Like a lot of “transplants,” we were attracted to the small-town atmosphere. We also wanted to pursue a more self-sufficient lifestyle.
I have often thought — walking around downtown, interacting with new friends and coworkers, or sitting in a committee meeting — of how much I love our adopted hometown. It reminds me of the city I grew up in, which has since grown dramatically, but felt to my young self much the same as Patterson does now.
I love how easy it is to get things done. Everything from a quick trip to the grocery store to finding a group of like-minded folks to work with on a community project just somehow seems more “doable” here. And there’s still a small-town tendency toward good, old-fashioned neighborliness.
I have learned so much, in so many areas of life, since we moved here. I’ve learned that posing a question is sometimes all it takes to make a change. I’ve learned the joys (and challenges) of serving on committees. And I’ve learned a lot of things that have benefitted me, and those I love, on a more fundamental level.
A neighbor taught me how to do canning. We’ve begun to grow food, year-round, in our backyard. And I’ve come to know the deep satisfaction of picking, preserving and, later, enjoying, food fresh from the field — digging up long-buried childhood memories in the process.
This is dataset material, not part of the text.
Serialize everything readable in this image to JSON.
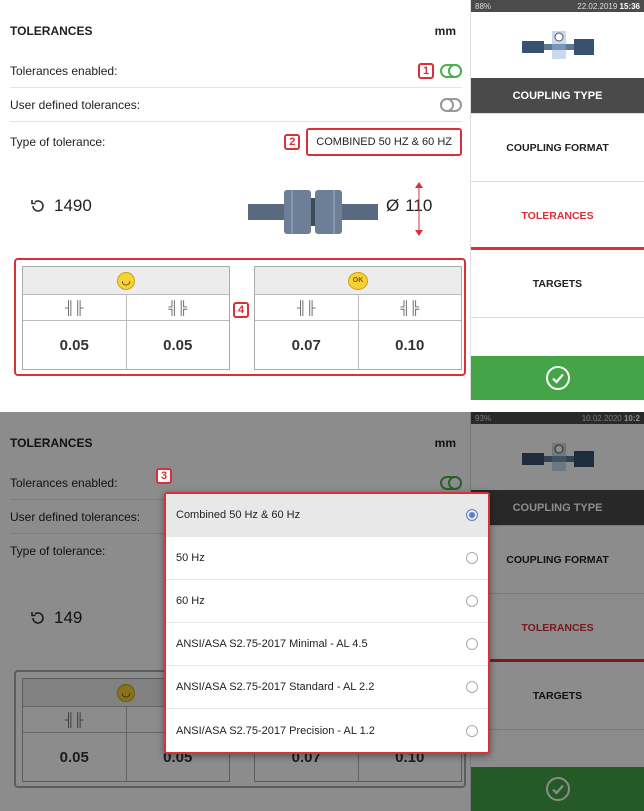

The experience kindled a growing passion for eating as well, and as self-sufficiently, as possible.
I’ve always tried to manage things well in the kitchen, and I thought I was doing a reasonably good job. The food in our fridge was generally pretty healthy, and we didn’t (I thought smugly) throw out as much food as most folks do.
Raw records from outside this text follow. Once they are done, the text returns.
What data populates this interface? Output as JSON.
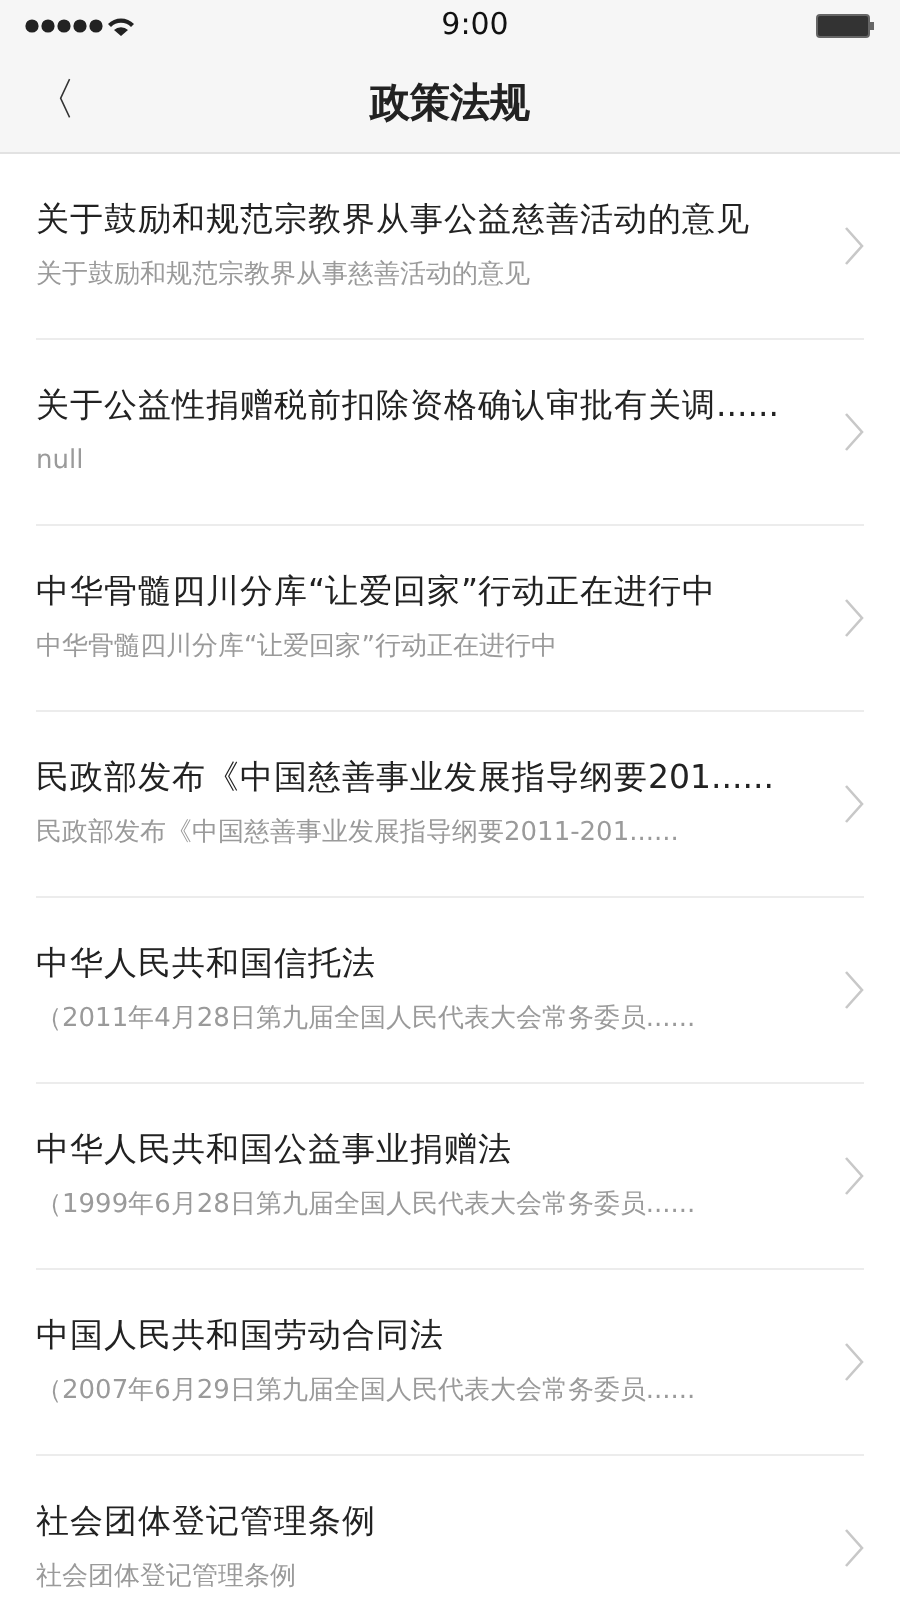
{
  "status_bar": {
    "time": "9:00"
  },
  "nav": {
    "back": "〈",
    "title": "政策法规"
  },
  "items": [
    {
      "title": "关于鼓励和规范宗教界从事公益慈善活动的意见",
      "subtitle": "关于鼓励和规范宗教界从事慈善活动的意见"
    },
    {
      "title": "关于公益性捐赠税前扣除资格确认审批有关调......",
      "subtitle": "null"
    },
    {
      "title": "中华骨髓四川分库“让爱回家”行动正在进行中",
      "subtitle": "中华骨髓四川分库“让爱回家”行动正在进行中"
    },
    {
      "title": "民政部发布《中国慈善事业发展指导纲要201......",
      "subtitle": "民政部发布《中国慈善事业发展指导纲要2011-201......"
    },
    {
      "title": "中华人民共和国信托法",
      "subtitle": "（2011年4月28日第九届全国人民代表大会常务委员......"
    },
    {
      "title": "中华人民共和国公益事业捐赠法",
      "subtitle": "（1999年6月28日第九届全国人民代表大会常务委员......"
    },
    {
      "title": "中国人民共和国劳动合同法",
      "subtitle": "（2007年6月29日第九届全国人民代表大会常务委员......"
    },
    {
      "title": "社会团体登记管理条例",
      "subtitle": "社会团体登记管理条例"
    }
  ]
}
When the bottom fell out a few years ago, I became even more determined to make the most effective use of our resources, focusing first on our grocery bill. I took a good, hard look at our habits and was humbled to realize that there were, in fact, areas we could improve.
So I started investigating the many ways we could become more efficient, which sent me on a wonderful odyssey of researching, experimenting and researching some more. (How did we manage before Google?)
The past several years have been full of what in my mind makes life worthwhile — learning, and specifically learning things that make our lives better.
I’ve learned how to grow food, put up literally everything from soup to nuts, bake bread, make old-fashioned pickles and a hundred other things.
Along the way, we’ve simultaneously reduced our grocery bill and improved the quality of the food on our table — dramatically on both counts. Making little changes, over a period of time, has made a big difference.
When the Patterson Irrigator put out the call for possible columns in our local paper, I thought it might be time to share with our friends and neighbors some of the things I’ve learned.
Topics in the coming months will include ways to save money on groceries; food preparation tricks and shortcuts; year-round organic gardening; ways to preserve food; and other ways to become more self-sufficient, save money and live well in the process.
Jenifer West grew up in Modesto and lives with her family in Patterson. She is a senior account clerk for the city of Patterson and has worked in the past as a health food store manager and as a “chef” at a natural foods restaurant among other jobs. West is a founding member of the Patterson Health, Wellness & Hunger Coalition and the soon-to-be-constructed Patterson Four Season Community Garden. Her blog, “Food Storage Tips and Tricks,” can be found at foodstoragetricks.blogspot.com. She can be contacted at email@example.com